A whimsical image-maker, Solaris shows us how a child uses metaphor to understand the self which, in The Making, she compares to “Leggo, to be pieced together in almost/ innumerable ways…” Another Shore is, to me, like a credo of Solaris’ writing, a testimony to her powerful image-building. “It is essential to imagine/ one thing is another – as when/ the small hard winter apple becomes/ a globe for the dollhouse schoolroom,” she writes, and cunningly takes us to the pan of mud that becomes quicksand in which a G.I. Joe is sinking. The innocence of her images ramps up the tragedy. Math and the Garden, about the death of her father, becomes more tragic by using counting as a child’s way to impose order on chaos. “It’s a matter of three and fours,” she writes, “like when my father died and it was/ him and me and what he called god…” The poem about the death of her soldier brother, Another Country, one of my favorites, also uses counting and precise imagery and a definite beat to break the reader’s heart. “How you could swing me up onto/ your big shoulders, my big brother, making us two-in-one, sky-slung,/a four-armed creature singing/ about the country he’d never seen.”

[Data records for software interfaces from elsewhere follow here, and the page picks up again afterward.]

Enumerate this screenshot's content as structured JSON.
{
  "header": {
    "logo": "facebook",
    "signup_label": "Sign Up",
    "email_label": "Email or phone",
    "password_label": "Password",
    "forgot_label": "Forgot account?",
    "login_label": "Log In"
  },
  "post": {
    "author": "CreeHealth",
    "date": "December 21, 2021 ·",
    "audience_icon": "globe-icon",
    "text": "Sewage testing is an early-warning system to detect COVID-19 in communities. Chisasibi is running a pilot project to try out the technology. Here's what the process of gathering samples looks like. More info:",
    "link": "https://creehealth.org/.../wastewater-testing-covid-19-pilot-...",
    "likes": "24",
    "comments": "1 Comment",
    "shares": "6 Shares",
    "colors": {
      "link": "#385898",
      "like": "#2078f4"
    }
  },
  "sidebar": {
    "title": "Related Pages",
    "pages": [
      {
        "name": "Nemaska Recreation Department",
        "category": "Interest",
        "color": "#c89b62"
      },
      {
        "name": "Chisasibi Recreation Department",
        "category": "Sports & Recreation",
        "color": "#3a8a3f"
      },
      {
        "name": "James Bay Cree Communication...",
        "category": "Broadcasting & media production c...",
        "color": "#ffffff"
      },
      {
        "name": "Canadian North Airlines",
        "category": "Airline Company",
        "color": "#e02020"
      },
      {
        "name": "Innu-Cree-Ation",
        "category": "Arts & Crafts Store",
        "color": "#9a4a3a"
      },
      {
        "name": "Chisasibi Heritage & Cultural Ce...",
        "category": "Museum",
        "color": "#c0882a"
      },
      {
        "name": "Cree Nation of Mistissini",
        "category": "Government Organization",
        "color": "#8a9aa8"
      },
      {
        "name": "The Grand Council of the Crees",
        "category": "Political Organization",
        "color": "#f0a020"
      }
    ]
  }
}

She takes clichés, idioms, and turns them into fresh language. Finally, there’s pleasure to be taken from all those years someone trying to hammer a point home. Of a tree house, she writes, “Time itself/ might have pressed these boards/ into rows, hammered home/ the nails…” And of all the things that came crashing down with a vengeance, would you ever have expected happiness to be among them?
Some of the poems have a religious theme, but where I’m awed is when Solaris takes an ordinary scene such as in Young Couple at a Country Fair and turns it into a cosmic experience. “If he were another boy, the night wouldn’t gleam,/ as now, at the turn of his head.” “…the spinning moment,/ rimmed in lights…” Solaris’ descriptions inbed themselves in you. Will I ever think of Persephone again without thinking of her as “Pale from the indoor life of winter…?”
There’s a range of tone, and subject matter, and setting that keeps us entranced. Whether Solaris brings us to the landscape of myth, or a waitress fantasizing about being a movie star, or an Ex-Pat on a physical island and an island of her own making, the emotions are charged, connecting us to our “first self, pre-body.” The spring of all creation.